In summary, we look forward to opportunities to address the suicide and mental health care needs in Indian Country.  For the IHS, our business is helping our communities and families achieve the highest level of wellness possible.  IHS has devoted considerable effort to develop and share effective programs throughout the Indian health system.  We believe developing programs that are collaborative, community driven, and nationally supported offer the most promising potential for long term success and sustainment.  Our partnership and consultation with Tribes ensure that we are working together in improving the health of AI/AN communities.

Mr. Chairman, this concludes my statement.  Thank you for the opportunity to testify.  I will be happy to answer any questions that you may have.
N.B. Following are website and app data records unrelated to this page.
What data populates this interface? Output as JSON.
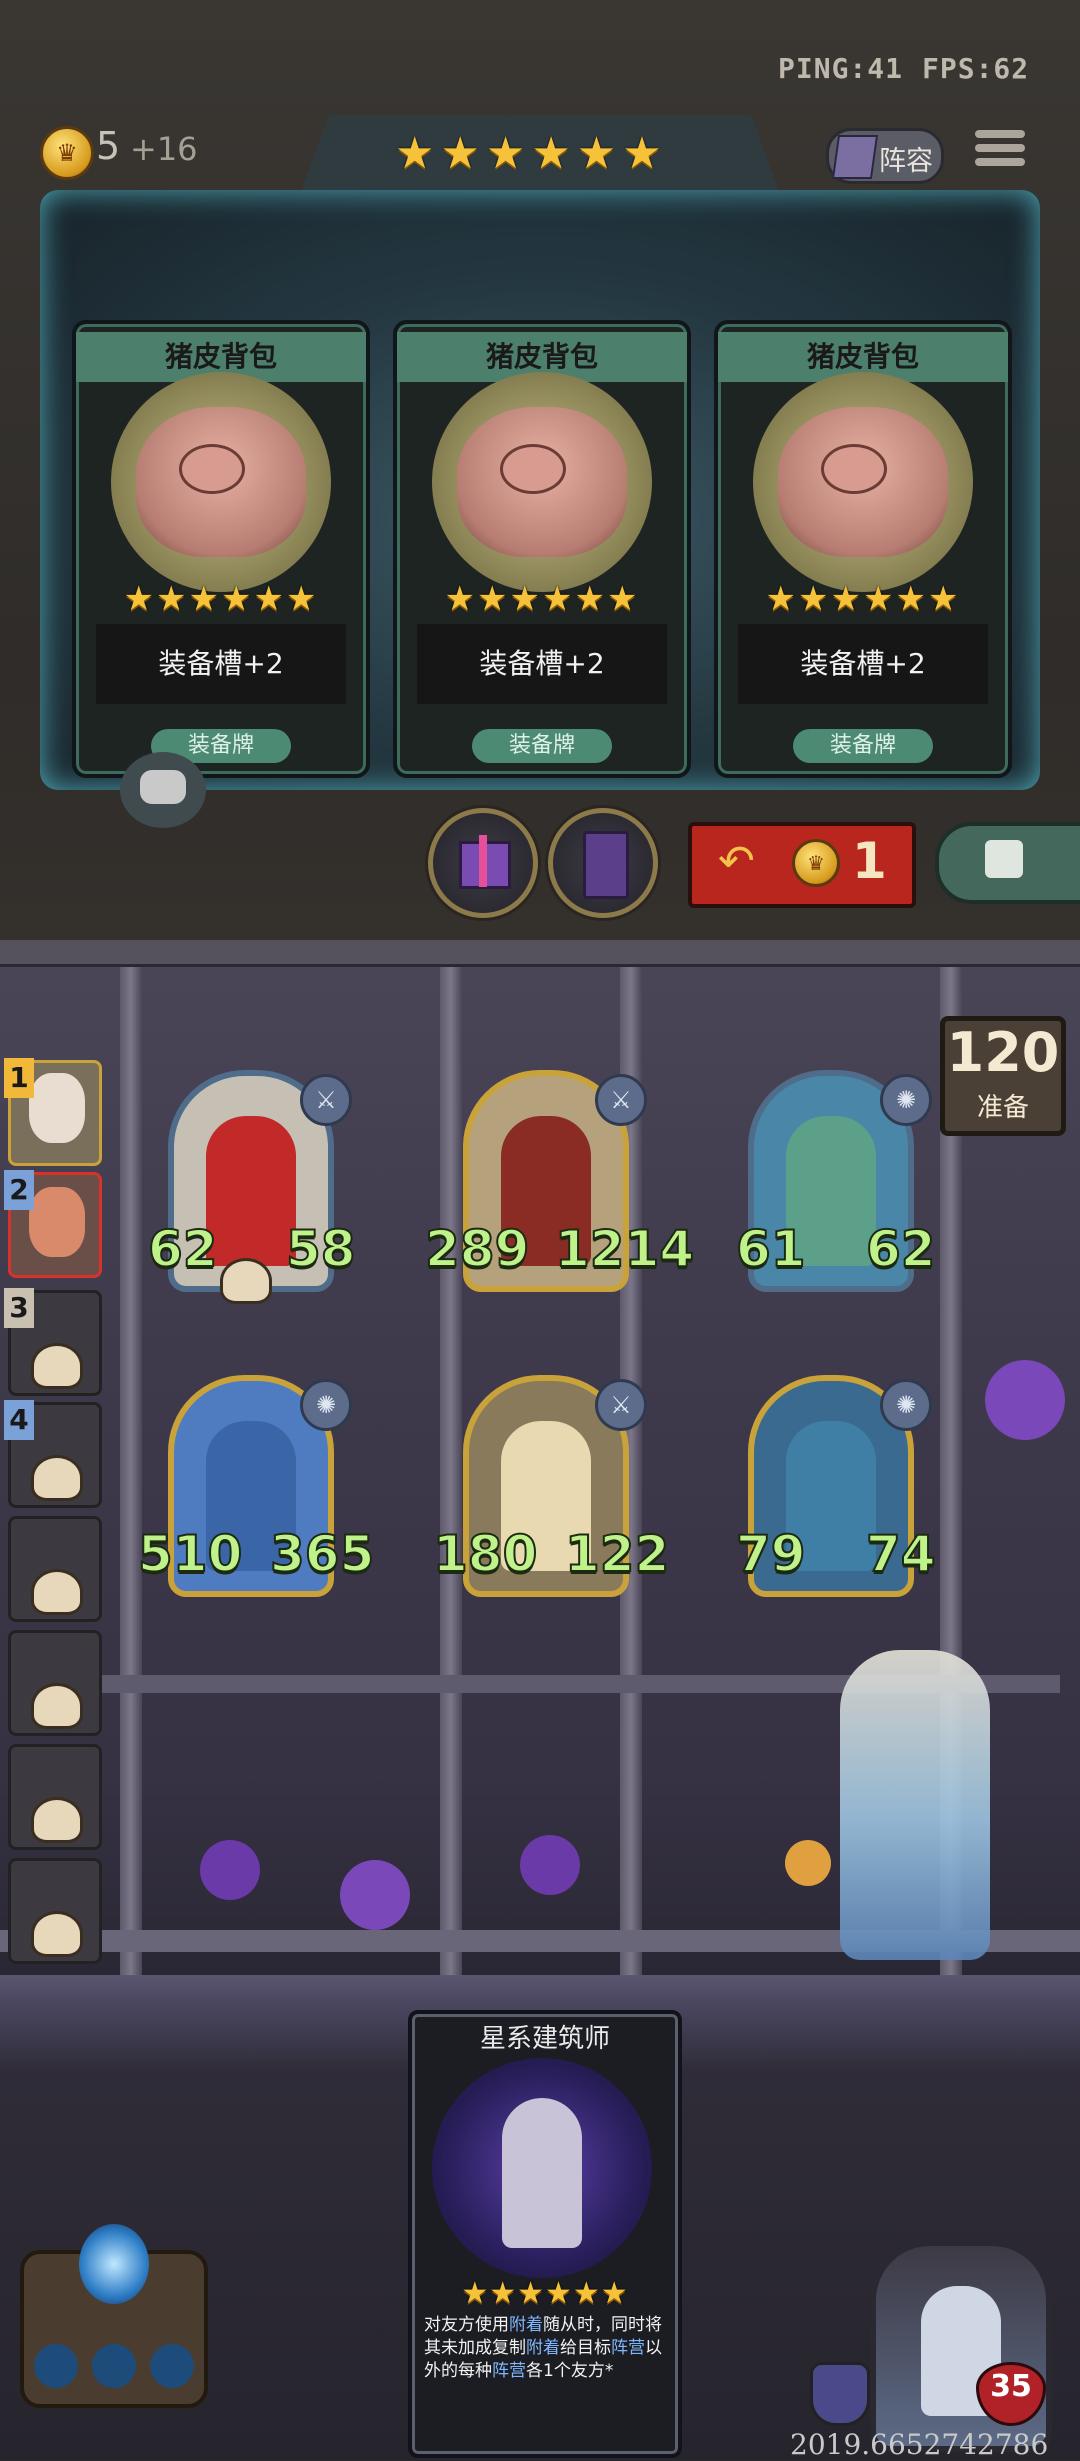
{
  "hud": {
    "ping": "PING:41",
    "fps": "FPS:62",
    "gold": "5",
    "gold_income": "+16",
    "shop_stars": "★★★★★★",
    "lineup_label": "阵容"
  },
  "shop": {
    "cards": [
      {
        "name": "猪皮背包",
        "stars": "★★★★★★",
        "effect": "装备槽+2",
        "type": "装备牌"
      },
      {
        "name": "猪皮背包",
        "stars": "★★★★★★",
        "effect": "装备槽+2",
        "type": "装备牌"
      },
      {
        "name": "猪皮背包",
        "stars": "★★★★★★",
        "effect": "装备槽+2",
        "type": "装备牌"
      }
    ],
    "refresh_cost": "1"
  },
  "board": {
    "timer": "120",
    "timer_label": "准备",
    "units": [
      {
        "attack": "62",
        "health": "58"
      },
      {
        "attack": "289",
        "health": "1214"
      },
      {
        "attack": "61",
        "health": "62"
      },
      {
        "attack": "510",
        "health": "365"
      },
      {
        "attack": "180",
        "health": "122"
      },
      {
        "attack": "79",
        "health": "74"
      }
    ]
  },
  "players": {
    "ranks": [
      "1",
      "2",
      "3",
      "4"
    ]
  },
  "hand": {
    "card_name": "星系建筑师",
    "stars": "★★★★★★",
    "desc_1": "对友方使用",
    "desc_kw1": "附着",
    "desc_2": "随从时，同时将其未加成复制",
    "desc_kw2": "附着",
    "desc_3": "给目标",
    "desc_kw3": "阵营",
    "desc_4": "以外的每种",
    "desc_kw4": "阵营",
    "desc_5": "各1个友方*"
  },
  "hero": {
    "health": "35"
  },
  "footer": {
    "version": "2019.6652742786"
  },
  "colors": {
    "gold": "#f6c23a",
    "stat_green": "#bff28a",
    "refresh_red": "#b8261e",
    "keyword_blue": "#7fb7ff"
  }
}
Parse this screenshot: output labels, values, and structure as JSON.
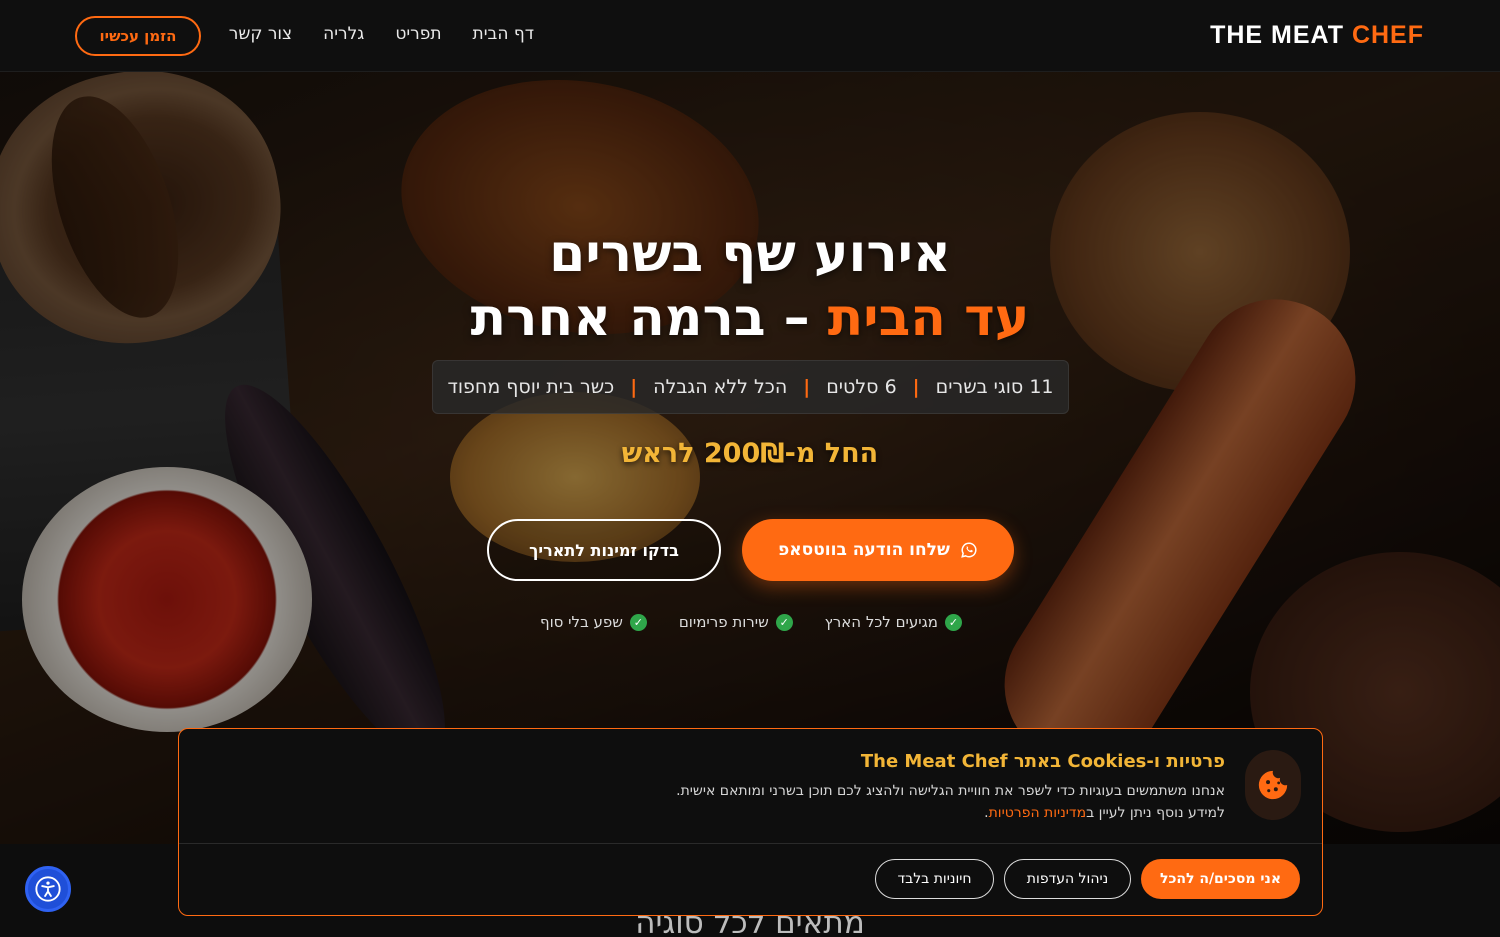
{
  "nav": {
    "logo_main": "THE MEAT ",
    "logo_accent": "CHEF",
    "links": [
      "דף הבית",
      "תפריט",
      "גלריה",
      "צור קשר"
    ],
    "order_button": "הזמן עכשיו"
  },
  "hero": {
    "title_line1": "אירוע שף בשרים",
    "title_line2_accent": "עד הבית",
    "title_line2_rest": " – ברמה אחרת",
    "features": [
      "11 סוגי בשרים",
      "6 סלטים",
      "הכל ללא הגבלה",
      "כשר בית יוסף מחפוד"
    ],
    "feature_separator": "|",
    "price": "החל מ-200₪ לראש",
    "whatsapp_button": "שלחו הודעה בווטסאפ",
    "check_button": "בדקו זמינות לתאריך",
    "checks": [
      "מגיעים לכל הארץ",
      "שירות פרימיום",
      "שפע בלי סוף"
    ]
  },
  "next_section_title": "מתאים לכל סוגיה",
  "cookie": {
    "title": "פרטיות ו-Cookies באתר The Meat Chef",
    "text_line1": "אנחנו משתמשים בעוגיות כדי לשפר את חוויית הגלישה ולהציג לכם תוכן בשרני ומותאם אישית.",
    "text_line2_prefix": "למידע נוסף ניתן לעיין ב",
    "policy_link": "מדיניות הפרטיות",
    "text_line2_suffix": ".",
    "accept_button": "אני מסכים/ה להכל",
    "manage_button": "ניהול העדפות",
    "essential_button": "חיוניות בלבד"
  },
  "colors": {
    "accent": "#ff6a12",
    "gold": "#f2b537",
    "check_green": "#2fa64a",
    "a11y_blue": "#1f4fd8"
  },
  "icons": {
    "whatsapp": "whatsapp-icon",
    "check": "check-circle-icon",
    "cookie": "cookie-icon",
    "accessibility": "accessibility-icon"
  }
}
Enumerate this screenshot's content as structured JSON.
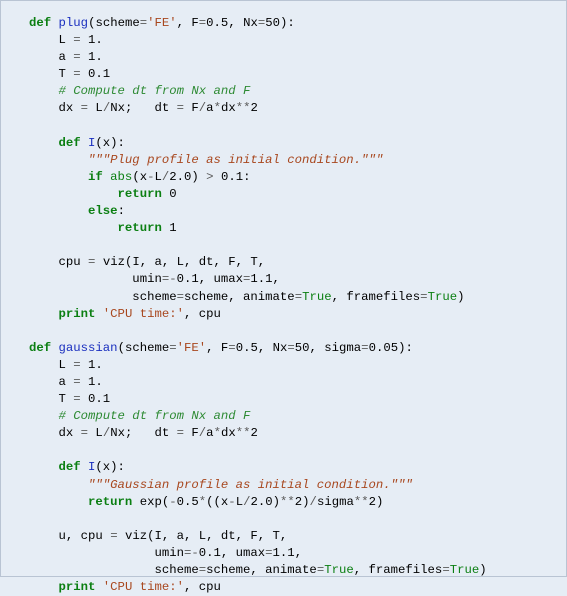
{
  "func1": {
    "def": "def",
    "name": "plug",
    "sig_open": "(scheme",
    "eq1": "=",
    "s_fe": "'FE'",
    "c1": ", F",
    "eq2": "=",
    "v05": "0.5",
    "c2": ", Nx",
    "eq3": "=",
    "v50": "50",
    "close": "):",
    "l_L": "    L ",
    "eq_L": "=",
    "v_L": " 1.",
    "l_a": "    a ",
    "eq_a": "=",
    "v_a": " 1.",
    "l_T": "    T ",
    "eq_T": "=",
    "v_T": " 0.1",
    "cmt": "    # Compute dt from Nx and F",
    "dx_pre": "    dx ",
    "dx_eq": "=",
    "dx_mid": " L",
    "dx_sl": "/",
    "dx_nx": "Nx;   dt ",
    "dt_eq": "=",
    "dt_mid": " F",
    "dt_sl": "/",
    "dt_rest": "a",
    "dt_star": "*",
    "dt_dx": "dx",
    "dt_pow": "**",
    "dt_2": "2",
    "inner_def": "    def",
    "inner_name": " I",
    "inner_sig": "(x):",
    "doc": "        \"\"\"Plug profile as initial condition.\"\"\"",
    "if_kw": "        if",
    "if_abs": " abs",
    "if_body": "(x",
    "if_minus": "-",
    "if_L": "L",
    "if_sl": "/",
    "if_2": "2.0",
    "if_cp": ") ",
    "if_gt": ">",
    "if_01": " 0.1:",
    "ret1_kw": "            return",
    "ret1_v": " 0",
    "else_kw": "        else",
    "else_c": ":",
    "ret2_kw": "            return",
    "ret2_v": " 1",
    "cpu_pre": "    cpu ",
    "cpu_eq": "=",
    "cpu_viz": " viz(I, a, L, dt, F, T,",
    "cpu_l2": "              umin",
    "cpu_eq2": "=-",
    "cpu_v2": "0.1",
    "cpu_c2": ", umax",
    "cpu_eq3": "=",
    "cpu_v3": "1.1",
    "cpu_c3": ",",
    "cpu_l3": "              scheme",
    "cpu_eq4": "=",
    "cpu_sc": "scheme, animate",
    "cpu_eq5": "=",
    "cpu_tr1": "True",
    "cpu_c4": ", framefiles",
    "cpu_eq6": "=",
    "cpu_tr2": "True",
    "cpu_cp": ")",
    "print_kw": "    print",
    "print_str": " 'CPU time:'",
    "print_rest": ", cpu"
  },
  "func2": {
    "def": "def",
    "name": "gaussian",
    "sig_open": "(scheme",
    "eq1": "=",
    "s_fe": "'FE'",
    "c1": ", F",
    "eq2": "=",
    "v05": "0.5",
    "c2": ", Nx",
    "eq3": "=",
    "v50": "50",
    "c3": ", sigma",
    "eq4": "=",
    "vsig": "0.05",
    "close": "):",
    "l_L": "    L ",
    "eq_L": "=",
    "v_L": " 1.",
    "l_a": "    a ",
    "eq_a": "=",
    "v_a": " 1.",
    "l_T": "    T ",
    "eq_T": "=",
    "v_T": " 0.1",
    "cmt": "    # Compute dt from Nx and F",
    "dx_pre": "    dx ",
    "dx_eq": "=",
    "dx_mid": " L",
    "dx_sl": "/",
    "dx_nx": "Nx;   dt ",
    "dt_eq": "=",
    "dt_mid": " F",
    "dt_sl": "/",
    "dt_rest": "a",
    "dt_star": "*",
    "dt_dx": "dx",
    "dt_pow": "**",
    "dt_2": "2",
    "inner_def": "    def",
    "inner_name": " I",
    "inner_sig": "(x):",
    "doc": "        \"\"\"Gaussian profile as initial condition.\"\"\"",
    "ret_kw": "        return",
    "ret_exp": " exp",
    "ret_op": "(",
    "ret_neg": "-",
    "ret_05": "0.5",
    "ret_st1": "*",
    "ret_p1": "((x",
    "ret_minus": "-",
    "ret_L": "L",
    "ret_sl": "/",
    "ret_2": "2.0",
    "ret_cp1": ")",
    "ret_pow1": "**",
    "ret_22": "2",
    "ret_cp2": ")",
    "ret_sl2": "/",
    "ret_sig": "sigma",
    "ret_pow2": "**",
    "ret_23": "2",
    "ret_cp3": ")",
    "cpu_pre": "    u, cpu ",
    "cpu_eq": "=",
    "cpu_viz": " viz(I, a, L, dt, F, T,",
    "cpu_l2": "                 umin",
    "cpu_eq2": "=-",
    "cpu_v2": "0.1",
    "cpu_c2": ", umax",
    "cpu_eq3": "=",
    "cpu_v3": "1.1",
    "cpu_c3": ",",
    "cpu_l3": "                 scheme",
    "cpu_eq4": "=",
    "cpu_sc": "scheme, animate",
    "cpu_eq5": "=",
    "cpu_tr1": "True",
    "cpu_c4": ", framefiles",
    "cpu_eq6": "=",
    "cpu_tr2": "True",
    "cpu_cp": ")",
    "print_kw": "    print",
    "print_str": " 'CPU time:'",
    "print_rest": ", cpu"
  }
}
[1]  Indian Health Service. Office of Public Health Support.  Division of Program Statistics. Trends in Indian Health, 2002-2003. Rockville, MD: Indian Health Service.
[2]  Unpublished data, Office of Public Health Support. Division of Program Statistics. Indian Health Service.
[3]  Manson, S.M. (2004). Cultural Diversity Series: Meeting the Mental Health Needs of American Indians and Alaska Natives. National Association of State Mental Health Program Directors (NASMHPD) and the National Technical Assistance Center for State Mental Health Planning.
[4]  U.S. Department of Health and Human Services. (2001). Mental Health: Cultural, race, and ethnicity supplement to mental health: Report of the Surgeon General. Rockville, MD: U.S. Department of Health and Human Services, Substance Abuse and Mental Health Services Administration, Center for Mental Health Services, National Institutes of Health, National Institute of Mental Health.
[5]  Manson, S.M. (2004). Cultural Diversity Series: Meeting the Mental Health Needs of American Indians and Alaska Natives. National Association of State Mental Health Program Directors (NASMHPD) and the National Technical Assistance Center for State Mental Health Planning.
[6]  Ibid.
[7]  More Mental Health Resources Needed to Battle Teen Suicides in American Indian and Alaska Native Communities. (2010, May). U.S. Medicine: The Voice of Federal Medicine. Retrieved March 28, 2010 from 
[8]  Grim, C.W. (2006, May 17). Testimony of Charles W. Grim, Director of the Indian Health Service, before the Senate Committee on Indian Affairs on Suicide Prevention Programs and Their Application in Indian Country. Washington, DC. Retrieved from
[9]  Brave Heart, M. Y. H. and DeBruyn, L. M. (1998). The American Indian Holocaust: Healing Historical Unresolved Grief. American Indian and Alaska Native Mental Health Research, 8(2), 61.
[10] Subia BigFoot, D. (n.d.) History of Victimization in Native Communities [Monograph]. Retrieved March 28, 2010 from

Last revised: June 18, 2013